It should be clear to all that the substance of the bill provides no cause for alarm among first nations people. Nor is there any cause for false alarms to be raised by first nation leaders.
I have arrived at the current set of changes through consultation with other first nation members within my constituency as well as around the country. I have had four drafts in the past and I am open to the amendments that may come forward through this important dialogue.
There is no larger agenda at play. The repeal of sections of the Indian Act represent a step toward a modernized relationship between our government and the first nations of Canada, nothing more. It is plain for all to see that there is no suggestion that the Indian Act be repealed in its entirety with nothing left in its stead. Rather, my bill simply seeks to remove outdated concepts and language from the existing act.
I hope that individuals will be inspired to reflect upon and review the Indian Act and my private member's bill in this light. It is my hope that this debate will start a larger process to look at outdated language in the act.
When I started this journey four and a half years ago, I hoped this bill would open a discussion and meaningful dialogue and debate. I hoped that with the passage of this bill we could look forward to a better relationship and a true partnership between first nations and all Canadians, and I mean all Canadians.
Today as I stand here, I feel strong emotions about what I am doing. This is not a partisan effort. I am doing this as a proud Canadian who has served my country and also as a first nations man who wants to see a better life for first nations and all Canadians.
I am hoping that the opposition will support this bill because it is not a partisan issue.
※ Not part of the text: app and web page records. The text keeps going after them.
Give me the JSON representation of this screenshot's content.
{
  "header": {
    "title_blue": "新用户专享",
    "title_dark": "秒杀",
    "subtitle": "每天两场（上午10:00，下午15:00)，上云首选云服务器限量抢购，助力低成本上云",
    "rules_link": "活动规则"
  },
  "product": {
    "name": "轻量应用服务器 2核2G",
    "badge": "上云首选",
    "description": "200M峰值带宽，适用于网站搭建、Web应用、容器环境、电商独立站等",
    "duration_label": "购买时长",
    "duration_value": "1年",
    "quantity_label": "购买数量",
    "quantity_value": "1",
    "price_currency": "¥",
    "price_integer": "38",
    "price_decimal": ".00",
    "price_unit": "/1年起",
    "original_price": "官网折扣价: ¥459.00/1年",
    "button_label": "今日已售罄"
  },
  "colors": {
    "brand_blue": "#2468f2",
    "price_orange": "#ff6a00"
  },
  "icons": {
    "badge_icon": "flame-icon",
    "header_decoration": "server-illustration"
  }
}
I encourage all members of the House to support my bill to modernize this outdated and colonial paternalistic legislation called the Indian Act.